Last updated January 11, 2008 8:35 p.m. PT
Boeing discrimination case back in court
By JOSEPH TARTAKOFF
Almost 10 years after a group of African-American employees at The Boeing Co. filed a class-action lawsuit alleging the company had discriminated against them because of their race, the case was back in court Friday.
At issue was whether a U.S. District Court judge had erred in throwing out, without a trial, claims that Boeing had compensated African-American and white employees differently for similar work. The judge did allow a jury to determine whether the company had been fair in its distribution of job promotions. In December 2005, the jury ruled in Boeing's favor.
The hearing Friday before a panel of 9th U.S. Circuit Court of Appeals judges was the latest development in a saga made more complex because of its duration.
In 1998, a group of African-American employees sued Boeing, alleging that the company had systematically discriminated against them because of their race. A year later, Boeing settled the case for $15 million, but the settlement was thrown out in 2003 by a panel of appellate judges who determined that the settlement treated class members differently and the attorney fees were excessive.

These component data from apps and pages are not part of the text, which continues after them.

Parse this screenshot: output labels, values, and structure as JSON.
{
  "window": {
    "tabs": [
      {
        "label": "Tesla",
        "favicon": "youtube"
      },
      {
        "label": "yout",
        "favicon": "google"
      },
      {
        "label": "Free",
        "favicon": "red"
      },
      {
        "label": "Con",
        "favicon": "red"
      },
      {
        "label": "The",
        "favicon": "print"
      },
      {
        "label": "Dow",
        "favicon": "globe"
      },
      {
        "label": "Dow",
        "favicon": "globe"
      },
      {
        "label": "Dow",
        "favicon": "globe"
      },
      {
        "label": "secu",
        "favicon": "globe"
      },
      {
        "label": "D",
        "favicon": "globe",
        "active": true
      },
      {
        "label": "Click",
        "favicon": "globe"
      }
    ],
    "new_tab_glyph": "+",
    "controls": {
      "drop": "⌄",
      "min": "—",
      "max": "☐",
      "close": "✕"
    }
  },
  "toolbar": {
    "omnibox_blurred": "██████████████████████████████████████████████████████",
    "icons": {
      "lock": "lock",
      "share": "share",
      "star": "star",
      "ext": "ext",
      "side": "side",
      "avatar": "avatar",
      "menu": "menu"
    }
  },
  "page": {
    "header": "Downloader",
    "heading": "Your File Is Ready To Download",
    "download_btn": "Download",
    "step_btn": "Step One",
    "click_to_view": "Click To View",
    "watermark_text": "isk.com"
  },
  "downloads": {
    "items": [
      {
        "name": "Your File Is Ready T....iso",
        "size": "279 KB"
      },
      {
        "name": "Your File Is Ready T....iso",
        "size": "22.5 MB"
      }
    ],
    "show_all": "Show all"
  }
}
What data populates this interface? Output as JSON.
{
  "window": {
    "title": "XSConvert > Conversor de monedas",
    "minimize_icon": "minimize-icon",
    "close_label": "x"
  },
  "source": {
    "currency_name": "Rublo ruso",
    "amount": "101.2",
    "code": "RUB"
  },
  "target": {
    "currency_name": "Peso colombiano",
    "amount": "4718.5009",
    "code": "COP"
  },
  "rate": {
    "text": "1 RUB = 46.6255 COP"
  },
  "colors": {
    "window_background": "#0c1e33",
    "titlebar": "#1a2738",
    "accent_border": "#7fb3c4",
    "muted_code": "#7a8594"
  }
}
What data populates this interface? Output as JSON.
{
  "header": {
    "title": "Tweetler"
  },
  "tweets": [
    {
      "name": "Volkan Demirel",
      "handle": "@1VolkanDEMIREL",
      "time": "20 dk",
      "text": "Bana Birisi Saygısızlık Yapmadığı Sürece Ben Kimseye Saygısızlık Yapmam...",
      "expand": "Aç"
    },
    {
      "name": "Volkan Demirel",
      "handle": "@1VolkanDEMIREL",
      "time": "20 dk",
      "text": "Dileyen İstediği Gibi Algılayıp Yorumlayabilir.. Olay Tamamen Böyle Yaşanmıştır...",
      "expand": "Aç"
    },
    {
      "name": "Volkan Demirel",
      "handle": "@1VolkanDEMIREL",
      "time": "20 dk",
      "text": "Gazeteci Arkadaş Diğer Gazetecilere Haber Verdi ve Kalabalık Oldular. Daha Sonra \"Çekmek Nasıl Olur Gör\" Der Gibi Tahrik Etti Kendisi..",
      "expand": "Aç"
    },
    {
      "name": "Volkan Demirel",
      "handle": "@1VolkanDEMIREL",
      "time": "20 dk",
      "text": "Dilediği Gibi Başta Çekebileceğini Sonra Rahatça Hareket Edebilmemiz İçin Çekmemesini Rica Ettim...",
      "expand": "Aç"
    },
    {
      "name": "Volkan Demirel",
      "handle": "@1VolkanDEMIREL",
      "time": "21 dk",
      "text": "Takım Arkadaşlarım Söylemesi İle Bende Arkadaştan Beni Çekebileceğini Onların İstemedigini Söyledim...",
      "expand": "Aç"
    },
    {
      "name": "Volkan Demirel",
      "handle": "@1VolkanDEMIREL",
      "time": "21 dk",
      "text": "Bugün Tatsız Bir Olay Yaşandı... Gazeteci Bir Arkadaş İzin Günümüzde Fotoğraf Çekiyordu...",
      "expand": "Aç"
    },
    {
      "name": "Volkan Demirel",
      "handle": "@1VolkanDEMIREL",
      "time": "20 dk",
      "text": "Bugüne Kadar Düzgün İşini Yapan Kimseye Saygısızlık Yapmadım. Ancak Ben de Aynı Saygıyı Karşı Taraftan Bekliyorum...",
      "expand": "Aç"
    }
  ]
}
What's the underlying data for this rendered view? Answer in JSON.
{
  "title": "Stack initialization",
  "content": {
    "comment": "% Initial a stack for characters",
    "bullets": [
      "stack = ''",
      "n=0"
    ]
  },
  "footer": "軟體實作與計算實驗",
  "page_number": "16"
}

So, in 2004, the case went to trial again. But, court filings show, the judge decided to throw out additional claims that Boeing had discriminated in its pay, in part because those claims were based on events that had taken place more than four years before, violating the statute of limitations. A jury then determined that Boeing had not racially discriminated in its promotion policies.
On Friday, Craig Spiegel, a partner at Hagens Berman Sobol Shapiro LLP and an attorney for the remaining plaintiffs, argued that the plaintiffs had alleged all the way back to 1998 that Boeing had discriminated in its pay and therefore the court should not have thrown out those claims.
He also said that in the 1999 settlement, Boeing acknowledged the plaintiffs were alleging that Boeing had discriminated in its compensation policies.
"Even if the initial complaints did not allege compensation discrimination, by settling Boeing acknowledged that," he said. Moreover, in court documents, plaintiffs argue that the years during which the 1999 settlement was on appeal should not count under the statute of limitations.
But, in his arguments, Michael Reiss, an attorney at Davis Wright Tremaine who represented Boeing, asked whether "there are any places in the record where an individual ever claims compensation discrimination?"
There are only a few plaintiffs left in the case, and Reiss added that the "notion these four or five individuals are here today seeking to pursue a pre-2000 claim to compensation discrimination is absurd." He asked the court to uphold the district court's decision.
Although the three judges peppered Spiegel with questions, they remained mostly silent during Reiss' arguments.
P-I reporter Joseph Tartakoff can be reached at 206-448-8293 or firstname.lastname@example.org